■ PROBLEM DETAILS
Write out each record below exactly, without pictures.

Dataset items
>>>

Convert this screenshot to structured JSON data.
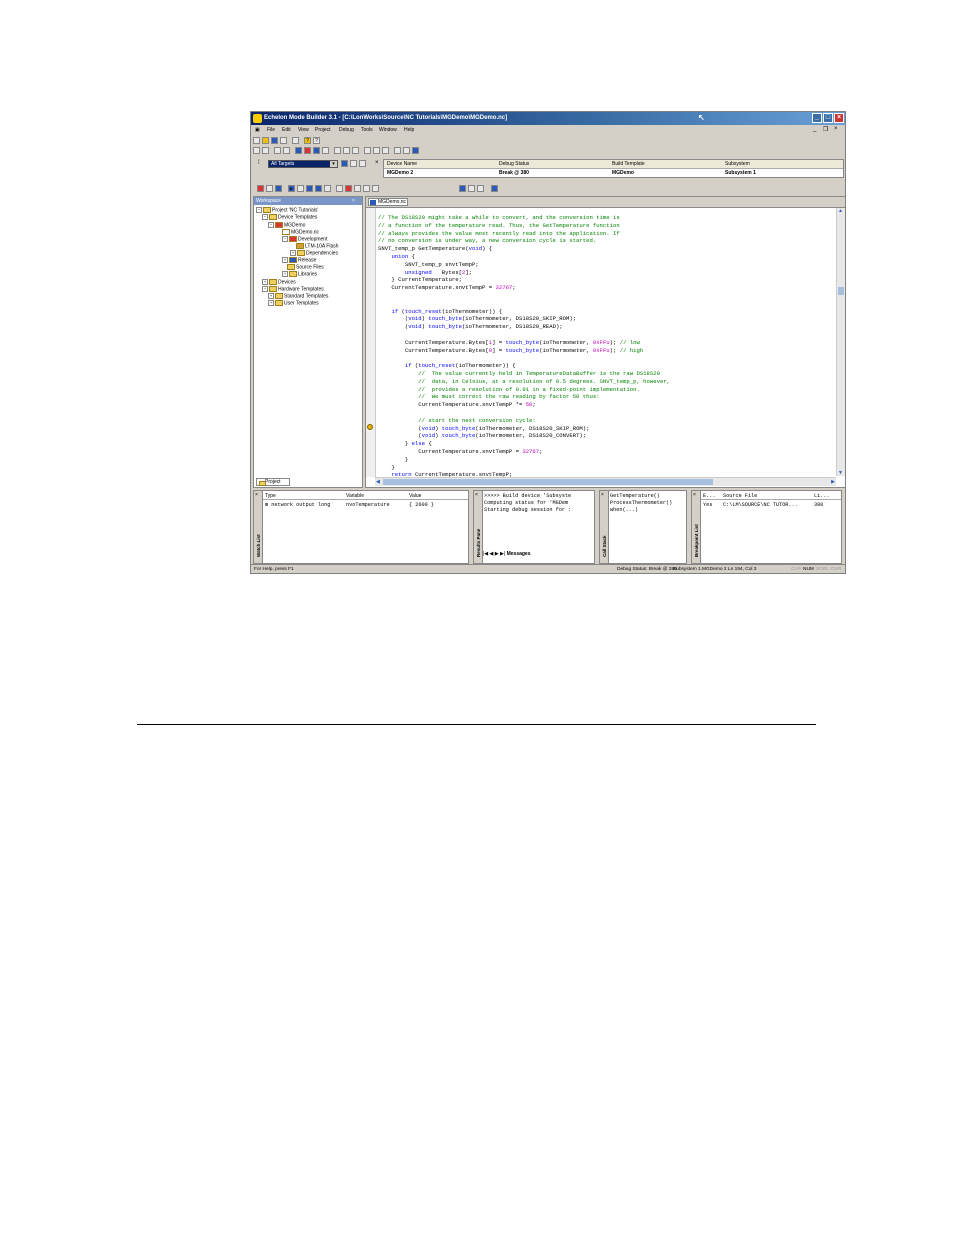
{
  "window": {
    "title": "Echelon Mode Builder 3.1 - [C:\\LonWorks\\Source\\NC Tutorials\\MGDemo\\MGDemo.nc]"
  },
  "menu": [
    "File",
    "Edit",
    "View",
    "Project",
    "Debug",
    "Tools",
    "Window",
    "Help"
  ],
  "target_select": {
    "value": "All Targets"
  },
  "device_table": {
    "headers": [
      "Device Name",
      "Debug Status",
      "Build Template",
      "Subsystem"
    ],
    "row": [
      "MGDemo 2",
      "Break @ 380",
      "MGDemo",
      "Subsystem 1"
    ]
  },
  "workspace": {
    "title": "Workspace",
    "tree": [
      "Project 'NC Tutorials'",
      "Device Templates",
      "MGDemo",
      "MGDemo.nc",
      "Development",
      "LTM-10A Flash",
      "Dependencies",
      "Release",
      "Source Files",
      "Libraries",
      "Devices",
      "Hardware Templates",
      "Standard Templates",
      "User Templates"
    ],
    "tab": "Project"
  },
  "editor": {
    "tab": "MGDemo.nc",
    "lines": [
      [
        [
          "cm",
          "// The DS18S20 might take a while to convert, and the conversion time is"
        ]
      ],
      [
        [
          "cm",
          "// a function of the temperature read. Thus, the GetTemperature function"
        ]
      ],
      [
        [
          "cm",
          "// always provides the value most recently read into the application. If"
        ]
      ],
      [
        [
          "cm",
          "// no conversion is under way, a new conversion cycle is started."
        ]
      ],
      [
        [
          "",
          "SNVT_temp_p GetTemperature("
        ],
        [
          "kw",
          "void"
        ],
        [
          "",
          ") {"
        ]
      ],
      [
        [
          "",
          "    "
        ],
        [
          "kw",
          "union"
        ],
        [
          "",
          " {"
        ]
      ],
      [
        [
          "",
          "        SNVT_temp_p snvtTempP;"
        ]
      ],
      [
        [
          "",
          "        "
        ],
        [
          "kw",
          "unsigned"
        ],
        [
          "",
          "   Bytes["
        ],
        [
          "nm",
          "2"
        ],
        [
          "",
          "];"
        ]
      ],
      [
        [
          "",
          "    } CurrentTemperature;"
        ]
      ],
      [
        [
          "",
          "    CurrentTemperature.snvtTempP = "
        ],
        [
          "nm",
          "32767"
        ],
        [
          "",
          ";"
        ]
      ],
      [
        [
          "",
          ""
        ]
      ],
      [
        [
          "",
          ""
        ]
      ],
      [
        [
          "",
          "    "
        ],
        [
          "kw",
          "if"
        ],
        [
          "",
          " ("
        ],
        [
          "kw",
          "touch_reset"
        ],
        [
          "",
          "(ioThermometer)) {"
        ]
      ],
      [
        [
          "",
          "        ("
        ],
        [
          "kw",
          "void"
        ],
        [
          "",
          ") "
        ],
        [
          "kw",
          "touch_byte"
        ],
        [
          "",
          "(ioThermometer, DS18S20_SKIP_ROM);"
        ]
      ],
      [
        [
          "",
          "        ("
        ],
        [
          "kw",
          "void"
        ],
        [
          "",
          ") "
        ],
        [
          "kw",
          "touch_byte"
        ],
        [
          "",
          "(ioThermometer, DS18S20_READ);"
        ]
      ],
      [
        [
          "",
          ""
        ]
      ],
      [
        [
          "",
          "        CurrentTemperature.Bytes["
        ],
        [
          "nm",
          "1"
        ],
        [
          "",
          "] = "
        ],
        [
          "kw",
          "touch_byte"
        ],
        [
          "",
          "(ioThermometer, "
        ],
        [
          "nm",
          "0xFFu"
        ],
        [
          "",
          "); "
        ],
        [
          "cm",
          "// low"
        ]
      ],
      [
        [
          "",
          "        CurrentTemperature.Bytes["
        ],
        [
          "nm",
          "0"
        ],
        [
          "",
          "] = "
        ],
        [
          "kw",
          "touch_byte"
        ],
        [
          "",
          "(ioThermometer, "
        ],
        [
          "nm",
          "0xFFu"
        ],
        [
          "",
          "); "
        ],
        [
          "cm",
          "// high"
        ]
      ],
      [
        [
          "",
          ""
        ]
      ],
      [
        [
          "",
          "        "
        ],
        [
          "kw",
          "if"
        ],
        [
          "",
          " ("
        ],
        [
          "kw",
          "touch_reset"
        ],
        [
          "",
          "(ioThermometer)) {"
        ]
      ],
      [
        [
          "cm",
          "            //  The value currently held in TemperatureDataBuffer is the raw DS18S20"
        ]
      ],
      [
        [
          "cm",
          "            //  data, in Celsius, at a resolution of 0.5 degrees. SNVT_temp_p, however,"
        ]
      ],
      [
        [
          "cm",
          "            //  provides a resolution of 0.01 in a fixed-point implementation."
        ]
      ],
      [
        [
          "cm",
          "            //  We must correct the raw reading by factor 50 thus:"
        ]
      ],
      [
        [
          "",
          "            CurrentTemperature.snvtTempP *= "
        ],
        [
          "nm",
          "50"
        ],
        [
          "",
          ";"
        ]
      ],
      [
        [
          "",
          ""
        ]
      ],
      [
        [
          "cm",
          "            // start the next conversion cycle:"
        ]
      ],
      [
        [
          "",
          "            ("
        ],
        [
          "kw",
          "void"
        ],
        [
          "",
          ") "
        ],
        [
          "kw",
          "touch_byte"
        ],
        [
          "",
          "(ioThermometer, DS18S20_SKIP_ROM);"
        ]
      ],
      [
        [
          "",
          "            ("
        ],
        [
          "kw",
          "void"
        ],
        [
          "",
          ") "
        ],
        [
          "kw",
          "touch_byte"
        ],
        [
          "",
          "(ioThermometer, DS18S20_CONVERT);"
        ]
      ],
      [
        [
          "",
          "        } "
        ],
        [
          "kw",
          "else"
        ],
        [
          "",
          " {"
        ]
      ],
      [
        [
          "",
          "            CurrentTemperature.snvtTempP = "
        ],
        [
          "nm",
          "32767"
        ],
        [
          "",
          ";"
        ]
      ],
      [
        [
          "",
          "        }"
        ]
      ],
      [
        [
          "",
          "    }"
        ]
      ],
      [
        [
          "",
          "    "
        ],
        [
          "kw",
          "return"
        ],
        [
          "",
          " CurrentTemperature.snvtTempP;"
        ]
      ],
      [
        [
          "",
          "}"
        ]
      ]
    ]
  },
  "watch_pane": {
    "label": "Watch List",
    "headers": [
      "Type",
      "Variable",
      "Value"
    ],
    "row": [
      "network output long",
      "nvoTemperature",
      "{ 2600 }"
    ]
  },
  "results_pane": {
    "label": "Results Pane",
    "lines": [
      ">>>>> Build device 'Subsyste",
      "Computing status for 'MGDem",
      "Starting debug session for :"
    ],
    "tab": "Messages"
  },
  "call_stack_pane": {
    "label": "Call Stack",
    "lines": [
      "GetTemperature()",
      "ProcessThermometer()",
      "when(...)"
    ]
  },
  "breakpoint_pane": {
    "label": "Breakpoint List",
    "headers": [
      "E...",
      "Source File",
      "Li..."
    ],
    "row": [
      "Yes",
      "C:\\LM\\SOURCE\\NC TUTOR...",
      "380"
    ]
  },
  "statusbar": {
    "help": "For Help, press F1",
    "debug_status": "Debug Status: Break @ 380",
    "location": "Subsystem 1.MGDemo 2   Ln 194, Col 3",
    "indicators": [
      "CAP",
      "NUM",
      "SCRL",
      "OVR"
    ]
  },
  "colors": {
    "titlebar": "#0a246a",
    "comment": "#008000",
    "keyword": "#0000ff",
    "number": "#c000c0"
  }
}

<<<

■ TASK RESULT
Convert this screenshot to structured JSON data.
{
  "window": {
    "title": "Echelon Mode Builder 3.1 - [C:\\LonWorks\\Source\\NC Tutorials\\MGDemo\\MGDemo.nc]"
  },
  "menu": [
    "File",
    "Edit",
    "View",
    "Project",
    "Debug",
    "Tools",
    "Window",
    "Help"
  ],
  "target_select": {
    "value": "All Targets"
  },
  "device_table": {
    "headers": [
      "Device Name",
      "Debug Status",
      "Build Template",
      "Subsystem"
    ],
    "row": [
      "MGDemo 2",
      "Break @ 380",
      "MGDemo",
      "Subsystem 1"
    ]
  },
  "workspace": {
    "title": "Workspace",
    "tree": [
      "Project 'NC Tutorials'",
      "Device Templates",
      "MGDemo",
      "MGDemo.nc",
      "Development",
      "LTM-10A Flash",
      "Dependencies",
      "Release",
      "Source Files",
      "Libraries",
      "Devices",
      "Hardware Templates",
      "Standard Templates",
      "User Templates"
    ],
    "tab": "Project"
  },
  "editor": {
    "tab": "MGDemo.nc",
    "lines": [
      [
        [
          "cm",
          "// The DS18S20 might take a while to convert, and the conversion time is"
        ]
      ],
      [
        [
          "cm",
          "// a function of the temperature read. Thus, the GetTemperature function"
        ]
      ],
      [
        [
          "cm",
          "// always provides the value most recently read into the application. If"
        ]
      ],
      [
        [
          "cm",
          "// no conversion is under way, a new conversion cycle is started."
        ]
      ],
      [
        [
          "",
          "SNVT_temp_p GetTemperature("
        ],
        [
          "kw",
          "void"
        ],
        [
          "",
          ") {"
        ]
      ],
      [
        [
          "",
          "    "
        ],
        [
          "kw",
          "union"
        ],
        [
          "",
          " {"
        ]
      ],
      [
        [
          "",
          "        SNVT_temp_p snvtTempP;"
        ]
      ],
      [
        [
          "",
          "        "
        ],
        [
          "kw",
          "unsigned"
        ],
        [
          "",
          "   Bytes["
        ],
        [
          "nm",
          "2"
        ],
        [
          "",
          "];"
        ]
      ],
      [
        [
          "",
          "    } CurrentTemperature;"
        ]
      ],
      [
        [
          "",
          "    CurrentTemperature.snvtTempP = "
        ],
        [
          "nm",
          "32767"
        ],
        [
          "",
          ";"
        ]
      ],
      [
        [
          "",
          ""
        ]
      ],
      [
        [
          "",
          ""
        ]
      ],
      [
        [
          "",
          "    "
        ],
        [
          "kw",
          "if"
        ],
        [
          "",
          " ("
        ],
        [
          "kw",
          "touch_reset"
        ],
        [
          "",
          "(ioThermometer)) {"
        ]
      ],
      [
        [
          "",
          "        ("
        ],
        [
          "kw",
          "void"
        ],
        [
          "",
          ") "
        ],
        [
          "kw",
          "touch_byte"
        ],
        [
          "",
          "(ioThermometer, DS18S20_SKIP_ROM);"
        ]
      ],
      [
        [
          "",
          "        ("
        ],
        [
          "kw",
          "void"
        ],
        [
          "",
          ") "
        ],
        [
          "kw",
          "touch_byte"
        ],
        [
          "",
          "(ioThermometer, DS18S20_READ);"
        ]
      ],
      [
        [
          "",
          ""
        ]
      ],
      [
        [
          "",
          "        CurrentTemperature.Bytes["
        ],
        [
          "nm",
          "1"
        ],
        [
          "",
          "] = "
        ],
        [
          "kw",
          "touch_byte"
        ],
        [
          "",
          "(ioThermometer, "
        ],
        [
          "nm",
          "0xFFu"
        ],
        [
          "",
          "); "
        ],
        [
          "cm",
          "// low"
        ]
      ],
      [
        [
          "",
          "        CurrentTemperature.Bytes["
        ],
        [
          "nm",
          "0"
        ],
        [
          "",
          "] = "
        ],
        [
          "kw",
          "touch_byte"
        ],
        [
          "",
          "(ioThermometer, "
        ],
        [
          "nm",
          "0xFFu"
        ],
        [
          "",
          "); "
        ],
        [
          "cm",
          "// high"
        ]
      ],
      [
        [
          "",
          ""
        ]
      ],
      [
        [
          "",
          "        "
        ],
        [
          "kw",
          "if"
        ],
        [
          "",
          " ("
        ],
        [
          "kw",
          "touch_reset"
        ],
        [
          "",
          "(ioThermometer)) {"
        ]
      ],
      [
        [
          "cm",
          "            //  The value currently held in TemperatureDataBuffer is the raw DS18S20"
        ]
      ],
      [
        [
          "cm",
          "            //  data, in Celsius, at a resolution of 0.5 degrees. SNVT_temp_p, however,"
        ]
      ],
      [
        [
          "cm",
          "            //  provides a resolution of 0.01 in a fixed-point implementation."
        ]
      ],
      [
        [
          "cm",
          "            //  We must correct the raw reading by factor 50 thus:"
        ]
      ],
      [
        [
          "",
          "            CurrentTemperature.snvtTempP *= "
        ],
        [
          "nm",
          "50"
        ],
        [
          "",
          ";"
        ]
      ],
      [
        [
          "",
          ""
        ]
      ],
      [
        [
          "cm",
          "            // start the next conversion cycle:"
        ]
      ],
      [
        [
          "",
          "            ("
        ],
        [
          "kw",
          "void"
        ],
        [
          "",
          ") "
        ],
        [
          "kw",
          "touch_byte"
        ],
        [
          "",
          "(ioThermometer, DS18S20_SKIP_ROM);"
        ]
      ],
      [
        [
          "",
          "            ("
        ],
        [
          "kw",
          "void"
        ],
        [
          "",
          ") "
        ],
        [
          "kw",
          "touch_byte"
        ],
        [
          "",
          "(ioThermometer, DS18S20_CONVERT);"
        ]
      ],
      [
        [
          "",
          "        } "
        ],
        [
          "kw",
          "else"
        ],
        [
          "",
          " {"
        ]
      ],
      [
        [
          "",
          "            CurrentTemperature.snvtTempP = "
        ],
        [
          "nm",
          "32767"
        ],
        [
          "",
          ";"
        ]
      ],
      [
        [
          "",
          "        }"
        ]
      ],
      [
        [
          "",
          "    }"
        ]
      ],
      [
        [
          "",
          "    "
        ],
        [
          "kw",
          "return"
        ],
        [
          "",
          " CurrentTemperature.snvtTempP;"
        ]
      ],
      [
        [
          "",
          "}"
        ]
      ]
    ]
  },
  "watch_pane": {
    "label": "Watch List",
    "headers": [
      "Type",
      "Variable",
      "Value"
    ],
    "row": [
      "network output long",
      "nvoTemperature",
      "{ 2600 }"
    ]
  },
  "results_pane": {
    "label": "Results Pane",
    "lines": [
      ">>>>> Build device 'Subsyste",
      "Computing status for 'MGDem",
      "Starting debug session for :"
    ],
    "tab": "Messages"
  },
  "call_stack_pane": {
    "label": "Call Stack",
    "lines": [
      "GetTemperature()",
      "ProcessThermometer()",
      "when(...)"
    ]
  },
  "breakpoint_pane": {
    "label": "Breakpoint List",
    "headers": [
      "E...",
      "Source File",
      "Li..."
    ],
    "row": [
      "Yes",
      "C:\\LM\\SOURCE\\NC TUTOR...",
      "380"
    ]
  },
  "statusbar": {
    "help": "For Help, press F1",
    "debug_status": "Debug Status: Break @ 380",
    "location": "Subsystem 1.MGDemo 2   Ln 194, Col 3",
    "indicators": [
      "CAP",
      "NUM",
      "SCRL",
      "OVR"
    ]
  },
  "colors": {
    "titlebar": "#0a246a",
    "comment": "#008000",
    "keyword": "#0000ff",
    "number": "#c000c0"
  }
}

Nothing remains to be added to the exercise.